(Exercise): Once you have read the records below, restate them word for word.
------------------------------------------------
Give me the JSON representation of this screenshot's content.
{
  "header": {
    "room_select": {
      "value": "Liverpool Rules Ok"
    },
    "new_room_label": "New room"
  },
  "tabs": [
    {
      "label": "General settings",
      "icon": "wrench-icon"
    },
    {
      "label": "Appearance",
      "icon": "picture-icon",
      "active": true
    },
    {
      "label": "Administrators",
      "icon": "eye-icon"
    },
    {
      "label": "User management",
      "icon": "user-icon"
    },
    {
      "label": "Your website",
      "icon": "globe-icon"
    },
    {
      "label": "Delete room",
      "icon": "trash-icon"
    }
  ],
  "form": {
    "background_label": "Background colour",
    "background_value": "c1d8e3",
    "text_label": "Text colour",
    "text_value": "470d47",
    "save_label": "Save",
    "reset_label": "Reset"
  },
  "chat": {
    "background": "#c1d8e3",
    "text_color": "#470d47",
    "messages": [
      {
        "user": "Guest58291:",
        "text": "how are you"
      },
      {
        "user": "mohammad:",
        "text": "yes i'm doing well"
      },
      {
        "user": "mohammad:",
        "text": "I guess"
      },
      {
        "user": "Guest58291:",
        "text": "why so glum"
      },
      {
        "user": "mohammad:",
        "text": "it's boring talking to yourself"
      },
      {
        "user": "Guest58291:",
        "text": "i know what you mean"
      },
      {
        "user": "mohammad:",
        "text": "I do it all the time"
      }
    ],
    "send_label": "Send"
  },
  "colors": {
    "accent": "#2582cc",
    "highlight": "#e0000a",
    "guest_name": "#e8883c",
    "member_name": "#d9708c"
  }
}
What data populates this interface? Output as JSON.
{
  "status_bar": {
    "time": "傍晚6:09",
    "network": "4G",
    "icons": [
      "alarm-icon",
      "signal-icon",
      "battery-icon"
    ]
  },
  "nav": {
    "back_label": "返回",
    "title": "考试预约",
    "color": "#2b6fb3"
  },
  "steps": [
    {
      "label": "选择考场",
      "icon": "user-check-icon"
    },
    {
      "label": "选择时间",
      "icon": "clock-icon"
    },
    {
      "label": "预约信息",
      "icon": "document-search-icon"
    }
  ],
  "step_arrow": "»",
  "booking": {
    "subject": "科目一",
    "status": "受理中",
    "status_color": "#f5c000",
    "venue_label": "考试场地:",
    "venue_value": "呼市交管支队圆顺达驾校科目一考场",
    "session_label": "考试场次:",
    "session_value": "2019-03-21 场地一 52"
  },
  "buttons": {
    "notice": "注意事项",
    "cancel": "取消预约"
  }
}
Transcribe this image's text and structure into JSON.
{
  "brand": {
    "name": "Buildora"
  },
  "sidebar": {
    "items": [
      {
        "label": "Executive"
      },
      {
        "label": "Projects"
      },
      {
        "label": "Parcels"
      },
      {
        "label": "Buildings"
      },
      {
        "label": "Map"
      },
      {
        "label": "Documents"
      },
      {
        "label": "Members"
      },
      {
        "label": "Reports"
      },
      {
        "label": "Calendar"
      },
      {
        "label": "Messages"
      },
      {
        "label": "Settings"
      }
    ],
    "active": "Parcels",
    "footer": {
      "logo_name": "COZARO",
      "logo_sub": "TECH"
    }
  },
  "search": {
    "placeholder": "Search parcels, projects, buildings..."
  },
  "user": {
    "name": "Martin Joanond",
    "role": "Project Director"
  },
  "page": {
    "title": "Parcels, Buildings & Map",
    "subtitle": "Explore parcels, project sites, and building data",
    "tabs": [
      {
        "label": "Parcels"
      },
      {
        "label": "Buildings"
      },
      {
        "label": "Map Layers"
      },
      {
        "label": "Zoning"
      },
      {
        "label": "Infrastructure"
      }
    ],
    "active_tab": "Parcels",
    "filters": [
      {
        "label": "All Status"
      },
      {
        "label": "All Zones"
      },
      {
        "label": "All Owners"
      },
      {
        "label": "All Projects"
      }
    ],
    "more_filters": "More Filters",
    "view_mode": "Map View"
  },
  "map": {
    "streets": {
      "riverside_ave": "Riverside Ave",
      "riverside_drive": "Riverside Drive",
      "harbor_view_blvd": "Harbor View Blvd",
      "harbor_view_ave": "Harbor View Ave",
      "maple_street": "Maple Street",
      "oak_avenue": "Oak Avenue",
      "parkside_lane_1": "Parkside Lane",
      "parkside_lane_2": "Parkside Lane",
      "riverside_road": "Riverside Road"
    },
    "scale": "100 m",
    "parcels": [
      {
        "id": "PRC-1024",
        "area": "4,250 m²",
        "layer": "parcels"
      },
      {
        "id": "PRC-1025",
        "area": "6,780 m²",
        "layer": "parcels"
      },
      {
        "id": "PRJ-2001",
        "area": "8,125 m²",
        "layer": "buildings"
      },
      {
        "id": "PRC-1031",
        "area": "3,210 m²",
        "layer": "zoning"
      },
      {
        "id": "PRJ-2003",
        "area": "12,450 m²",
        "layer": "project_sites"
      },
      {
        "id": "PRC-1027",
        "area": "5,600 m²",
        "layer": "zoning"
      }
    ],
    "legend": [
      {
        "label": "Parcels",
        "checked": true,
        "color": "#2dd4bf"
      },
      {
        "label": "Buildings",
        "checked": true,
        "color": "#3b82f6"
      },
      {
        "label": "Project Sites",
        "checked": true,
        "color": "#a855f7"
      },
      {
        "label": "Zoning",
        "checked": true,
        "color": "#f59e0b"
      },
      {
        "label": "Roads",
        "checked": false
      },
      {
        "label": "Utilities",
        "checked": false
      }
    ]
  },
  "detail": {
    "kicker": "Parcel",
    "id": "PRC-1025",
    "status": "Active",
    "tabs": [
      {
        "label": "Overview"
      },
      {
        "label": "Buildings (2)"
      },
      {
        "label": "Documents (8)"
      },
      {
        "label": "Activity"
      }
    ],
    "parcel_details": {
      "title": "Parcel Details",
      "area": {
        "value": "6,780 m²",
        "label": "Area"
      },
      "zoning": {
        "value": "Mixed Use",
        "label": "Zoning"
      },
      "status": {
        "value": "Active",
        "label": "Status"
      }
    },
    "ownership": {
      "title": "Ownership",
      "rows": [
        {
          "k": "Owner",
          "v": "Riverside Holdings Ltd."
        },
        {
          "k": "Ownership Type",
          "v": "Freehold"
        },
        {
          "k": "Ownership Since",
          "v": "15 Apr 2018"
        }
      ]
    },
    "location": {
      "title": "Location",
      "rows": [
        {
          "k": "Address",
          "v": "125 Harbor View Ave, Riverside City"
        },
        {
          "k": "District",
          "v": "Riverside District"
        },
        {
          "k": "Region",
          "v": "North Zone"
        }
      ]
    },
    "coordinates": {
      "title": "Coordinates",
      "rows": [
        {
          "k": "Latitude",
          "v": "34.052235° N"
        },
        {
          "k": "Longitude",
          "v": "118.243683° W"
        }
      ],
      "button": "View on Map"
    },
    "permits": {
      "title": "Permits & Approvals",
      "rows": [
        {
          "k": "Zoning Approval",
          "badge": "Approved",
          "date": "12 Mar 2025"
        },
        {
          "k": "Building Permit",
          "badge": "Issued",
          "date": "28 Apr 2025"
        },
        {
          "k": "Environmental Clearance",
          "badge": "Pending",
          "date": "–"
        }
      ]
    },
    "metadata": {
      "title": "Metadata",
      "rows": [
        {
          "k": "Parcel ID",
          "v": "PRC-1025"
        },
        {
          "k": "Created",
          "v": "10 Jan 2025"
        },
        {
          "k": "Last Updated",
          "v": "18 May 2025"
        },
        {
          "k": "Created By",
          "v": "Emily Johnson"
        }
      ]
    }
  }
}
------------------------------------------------
(Answer space):
Give me the JSON representation of this screenshot's content.
{
  "header": {
    "room_select": {
      "value": "Liverpool Rules Ok"
    },
    "new_room_label": "New room"
  },
  "tabs": [
    {
      "label": "General settings",
      "icon": "wrench-icon"
    },
    {
      "label": "Appearance",
      "icon": "picture-icon",
      "active": true
    },
    {
      "label": "Administrators",
      "icon": "eye-icon"
    },
    {
      "label": "User management",
      "icon": "user-icon"
    },
    {
      "label": "Your website",
      "icon": "globe-icon"
    },
    {
      "label": "Delete room",
      "icon": "trash-icon"
    }
  ],
  "form": {
    "background_label": "Background colour",
    "background_value": "c1d8e3",
    "text_label": "Text colour",
    "text_value": "470d47",
    "save_label": "Save",
    "reset_label": "Reset"
  },
  "chat": {
    "background": "#c1d8e3",
    "text_color": "#470d47",
    "messages": [
      {
        "user": "Guest58291:",
        "text": "how are you"
      },
      {
        "user": "mohammad:",
        "text": "yes i'm doing well"
      },
      {
        "user": "mohammad:",
        "text": "I guess"
      },
      {
        "user": "Guest58291:",
        "text": "why so glum"
      },
      {
        "user": "mohammad:",
        "text": "it's boring talking to yourself"
      },
      {
        "user": "Guest58291:",
        "text": "i know what you mean"
      },
      {
        "user": "mohammad:",
        "text": "I do it all the time"
      }
    ],
    "send_label": "Send"
  },
  "colors": {
    "accent": "#2582cc",
    "highlight": "#e0000a",
    "guest_name": "#e8883c",
    "member_name": "#d9708c"
  }
}
What data populates this interface? Output as JSON.
{
  "status_bar": {
    "time": "傍晚6:09",
    "network": "4G",
    "icons": [
      "alarm-icon",
      "signal-icon",
      "battery-icon"
    ]
  },
  "nav": {
    "back_label": "返回",
    "title": "考试预约",
    "color": "#2b6fb3"
  },
  "steps": [
    {
      "label": "选择考场",
      "icon": "user-check-icon"
    },
    {
      "label": "选择时间",
      "icon": "clock-icon"
    },
    {
      "label": "预约信息",
      "icon": "document-search-icon"
    }
  ],
  "step_arrow": "»",
  "booking": {
    "subject": "科目一",
    "status": "受理中",
    "status_color": "#f5c000",
    "venue_label": "考试场地:",
    "venue_value": "呼市交管支队圆顺达驾校科目一考场",
    "session_label": "考试场次:",
    "session_value": "2019-03-21 场地一 52"
  },
  "buttons": {
    "notice": "注意事项",
    "cancel": "取消预约"
  }
}
Transcribe this image's text and structure into JSON.
{
  "brand": {
    "name": "Buildora"
  },
  "sidebar": {
    "items": [
      {
        "label": "Executive"
      },
      {
        "label": "Projects"
      },
      {
        "label": "Parcels"
      },
      {
        "label": "Buildings"
      },
      {
        "label": "Map"
      },
      {
        "label": "Documents"
      },
      {
        "label": "Members"
      },
      {
        "label": "Reports"
      },
      {
        "label": "Calendar"
      },
      {
        "label": "Messages"
      },
      {
        "label": "Settings"
      }
    ],
    "active": "Parcels",
    "footer": {
      "logo_name": "COZARO",
      "logo_sub": "TECH"
    }
  },
  "search": {
    "placeholder": "Search parcels, projects, buildings..."
  },
  "user": {
    "name": "Martin Joanond",
    "role": "Project Director"
  },
  "page": {
    "title": "Parcels, Buildings & Map",
    "subtitle": "Explore parcels, project sites, and building data",
    "tabs": [
      {
        "label": "Parcels"
      },
      {
        "label": "Buildings"
      },
      {
        "label": "Map Layers"
      },
      {
        "label": "Zoning"
      },
      {
        "label": "Infrastructure"
      }
    ],
    "active_tab": "Parcels",
    "filters": [
      {
        "label": "All Status"
      },
      {
        "label": "All Zones"
      },
      {
        "label": "All Owners"
      },
      {
        "label": "All Projects"
      }
    ],
    "more_filters": "More Filters",
    "view_mode": "Map View"
  },
  "map": {
    "streets": {
      "riverside_ave": "Riverside Ave",
      "riverside_drive": "Riverside Drive",
      "harbor_view_blvd": "Harbor View Blvd",
      "harbor_view_ave": "Harbor View Ave",
      "maple_street": "Maple Street",
      "oak_avenue": "Oak Avenue",
      "parkside_lane_1": "Parkside Lane",
      "parkside_lane_2": "Parkside Lane",
      "riverside_road": "Riverside Road"
    },
    "scale": "100 m",
    "parcels": [
      {
        "id": "PRC-1024",
        "area": "4,250 m²",
        "layer": "parcels"
      },
      {
        "id": "PRC-1025",
        "area": "6,780 m²",
        "layer": "parcels"
      },
      {
        "id": "PRJ-2001",
        "area": "8,125 m²",
        "layer": "buildings"
      },
      {
        "id": "PRC-1031",
        "area": "3,210 m²",
        "layer": "zoning"
      },
      {
        "id": "PRJ-2003",
        "area": "12,450 m²",
        "layer": "project_sites"
      },
      {
        "id": "PRC-1027",
        "area": "5,600 m²",
        "layer": "zoning"
      }
    ],
    "legend": [
      {
        "label": "Parcels",
        "checked": true,
        "color": "#2dd4bf"
      },
      {
        "label": "Buildings",
        "checked": true,
        "color": "#3b82f6"
      },
      {
        "label": "Project Sites",
        "checked": true,
        "color": "#a855f7"
      },
      {
        "label": "Zoning",
        "checked": true,
        "color": "#f59e0b"
      },
      {
        "label": "Roads",
        "checked": false
      },
      {
        "label": "Utilities",
        "checked": false
      }
    ]
  },
  "detail": {
    "kicker": "Parcel",
    "id": "PRC-1025",
    "status": "Active",
    "tabs": [
      {
        "label": "Overview"
      },
      {
        "label": "Buildings (2)"
      },
      {
        "label": "Documents (8)"
      },
      {
        "label": "Activity"
      }
    ],
    "parcel_details": {
      "title": "Parcel Details",
      "area": {
        "value": "6,780 m²",
        "label": "Area"
      },
      "zoning": {
        "value": "Mixed Use",
        "label": "Zoning"
      },
      "status": {
        "value": "Active",
        "label": "Status"
      }
    },
    "ownership": {
      "title": "Ownership",
      "rows": [
        {
          "k": "Owner",
          "v": "Riverside Holdings Ltd."
        },
        {
          "k": "Ownership Type",
          "v": "Freehold"
        },
        {
          "k": "Ownership Since",
          "v": "15 Apr 2018"
        }
      ]
    },
    "location": {
      "title": "Location",
      "rows": [
        {
          "k": "Address",
          "v": "125 Harbor View Ave, Riverside City"
        },
        {
          "k": "District",
          "v": "Riverside District"
        },
        {
          "k": "Region",
          "v": "North Zone"
        }
      ]
    },
    "coordinates": {
      "title": "Coordinates",
      "rows": [
        {
          "k": "Latitude",
          "v": "34.052235° N"
        },
        {
          "k": "Longitude",
          "v": "118.243683° W"
        }
      ],
      "button": "View on Map"
    },
    "permits": {
      "title": "Permits & Approvals",
      "rows": [
        {
          "k": "Zoning Approval",
          "badge": "Approved",
          "date": "12 Mar 2025"
        },
        {
          "k": "Building Permit",
          "badge": "Issued",
          "date": "28 Apr 2025"
        },
        {
          "k": "Environmental Clearance",
          "badge": "Pending",
          "date": "–"
        }
      ]
    },
    "metadata": {
      "title": "Metadata",
      "rows": [
        {
          "k": "Parcel ID",
          "v": "PRC-1025"
        },
        {
          "k": "Created",
          "v": "10 Jan 2025"
        },
        {
          "k": "Last Updated",
          "v": "18 May 2025"
        },
        {
          "k": "Created By",
          "v": "Emily Johnson"
        }
      ]
    }
  }
}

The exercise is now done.